  1. "Alumni oxonienses: the members of the University of Oxford, 1715-1886, vol.3".
  2. 1 2 "POTTER, Thomas (?1718-59), of Ridgmont, Beds". History of Parliament Online. Retrieved 4 November 2017.
  3. "RIDGMONT". British History Online. Retrieved 22 January 2018.
  4. Cash p.29-36
  5. Cash p.44
  6. Brown p.125
  7. Brown p.188
  8. Cash p.55
Parliament of Great Britain
Preceded by
John Hynde Cotton
James Newsham
Member of Parliament for St Germans
1747–1754
With: Richard Eliot 1747–48
Edward Craggs-Eliot 1748–54
Succeeded by
Edward Craggs-Eliot
Anthony Champion
Preceded by
The Earl of Inchiquin
Edward Willes
Member of Parliament for Aylesbury
1754–1757
With: John Willes
Succeeded by
John Willes
John Wilkes
Preceded by
Robert Vyner
William Pitt
Member of Parliament for Okehampton
1757–1759
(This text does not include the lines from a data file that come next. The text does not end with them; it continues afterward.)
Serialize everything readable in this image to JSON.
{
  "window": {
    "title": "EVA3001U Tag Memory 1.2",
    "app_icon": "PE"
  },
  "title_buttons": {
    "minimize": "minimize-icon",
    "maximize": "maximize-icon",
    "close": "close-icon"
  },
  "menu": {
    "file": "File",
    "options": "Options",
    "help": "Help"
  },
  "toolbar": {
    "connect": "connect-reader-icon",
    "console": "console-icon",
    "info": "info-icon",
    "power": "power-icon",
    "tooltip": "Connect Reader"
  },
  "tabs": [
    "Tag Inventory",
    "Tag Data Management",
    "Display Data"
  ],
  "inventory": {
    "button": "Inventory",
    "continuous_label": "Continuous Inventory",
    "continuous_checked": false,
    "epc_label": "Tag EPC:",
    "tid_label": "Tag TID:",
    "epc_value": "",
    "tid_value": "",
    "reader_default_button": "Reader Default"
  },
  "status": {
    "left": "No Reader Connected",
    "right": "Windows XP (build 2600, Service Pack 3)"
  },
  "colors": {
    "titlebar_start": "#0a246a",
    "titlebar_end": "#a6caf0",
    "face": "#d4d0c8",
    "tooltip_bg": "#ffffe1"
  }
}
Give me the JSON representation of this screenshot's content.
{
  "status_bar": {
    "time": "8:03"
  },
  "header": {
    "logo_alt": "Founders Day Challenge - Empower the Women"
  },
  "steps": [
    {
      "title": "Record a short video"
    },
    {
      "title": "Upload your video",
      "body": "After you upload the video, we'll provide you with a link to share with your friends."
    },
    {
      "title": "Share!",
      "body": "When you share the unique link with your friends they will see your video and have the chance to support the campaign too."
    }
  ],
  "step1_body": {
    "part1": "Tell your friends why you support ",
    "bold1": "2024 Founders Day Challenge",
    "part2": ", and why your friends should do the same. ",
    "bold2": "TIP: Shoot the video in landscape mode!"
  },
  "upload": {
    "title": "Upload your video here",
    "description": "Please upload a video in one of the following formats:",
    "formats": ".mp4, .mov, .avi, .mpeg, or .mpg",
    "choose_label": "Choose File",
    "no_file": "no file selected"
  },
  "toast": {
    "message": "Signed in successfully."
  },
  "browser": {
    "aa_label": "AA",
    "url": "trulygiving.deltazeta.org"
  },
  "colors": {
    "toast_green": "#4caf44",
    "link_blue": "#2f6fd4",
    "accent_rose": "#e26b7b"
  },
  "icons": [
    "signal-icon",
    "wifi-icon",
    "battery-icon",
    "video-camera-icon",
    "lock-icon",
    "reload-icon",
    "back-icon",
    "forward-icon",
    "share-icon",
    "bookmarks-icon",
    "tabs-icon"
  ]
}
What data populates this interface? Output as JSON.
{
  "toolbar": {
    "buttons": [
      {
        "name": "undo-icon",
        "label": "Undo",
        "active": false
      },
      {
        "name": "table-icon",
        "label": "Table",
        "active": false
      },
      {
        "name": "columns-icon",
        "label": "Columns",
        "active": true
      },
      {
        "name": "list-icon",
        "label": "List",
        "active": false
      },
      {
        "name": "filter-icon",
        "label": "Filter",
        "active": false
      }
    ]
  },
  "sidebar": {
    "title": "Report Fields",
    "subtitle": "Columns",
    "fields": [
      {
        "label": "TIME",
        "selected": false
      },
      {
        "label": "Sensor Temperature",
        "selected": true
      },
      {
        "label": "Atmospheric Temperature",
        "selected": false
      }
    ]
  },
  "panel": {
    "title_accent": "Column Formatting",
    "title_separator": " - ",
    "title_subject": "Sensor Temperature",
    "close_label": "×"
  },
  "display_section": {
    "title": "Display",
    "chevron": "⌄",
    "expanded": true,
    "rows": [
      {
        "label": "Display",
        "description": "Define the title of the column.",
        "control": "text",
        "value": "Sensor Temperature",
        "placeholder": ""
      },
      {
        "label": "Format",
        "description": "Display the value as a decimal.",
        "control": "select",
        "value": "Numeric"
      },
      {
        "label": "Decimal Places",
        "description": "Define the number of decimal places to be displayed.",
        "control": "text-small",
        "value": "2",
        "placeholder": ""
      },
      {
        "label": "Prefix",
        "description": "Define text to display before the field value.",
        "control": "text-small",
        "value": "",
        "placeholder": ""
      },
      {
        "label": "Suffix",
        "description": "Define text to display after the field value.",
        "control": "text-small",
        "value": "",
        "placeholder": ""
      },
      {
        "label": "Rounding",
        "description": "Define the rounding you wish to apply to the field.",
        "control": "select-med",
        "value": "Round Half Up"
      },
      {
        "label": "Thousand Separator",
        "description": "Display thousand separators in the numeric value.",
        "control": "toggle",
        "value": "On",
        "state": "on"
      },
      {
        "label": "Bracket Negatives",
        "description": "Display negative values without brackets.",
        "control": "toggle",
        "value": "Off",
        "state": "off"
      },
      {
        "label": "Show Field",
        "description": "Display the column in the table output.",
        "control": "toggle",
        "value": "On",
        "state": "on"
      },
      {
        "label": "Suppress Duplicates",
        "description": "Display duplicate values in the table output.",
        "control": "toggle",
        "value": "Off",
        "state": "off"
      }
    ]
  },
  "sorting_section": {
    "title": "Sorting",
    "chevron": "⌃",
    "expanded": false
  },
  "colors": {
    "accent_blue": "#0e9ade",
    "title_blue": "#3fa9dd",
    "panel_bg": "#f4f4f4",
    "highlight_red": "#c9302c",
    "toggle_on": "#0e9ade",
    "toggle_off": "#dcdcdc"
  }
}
With: Robert Vyner
Succeeded by
Robert Vyner
George Brydges Rodney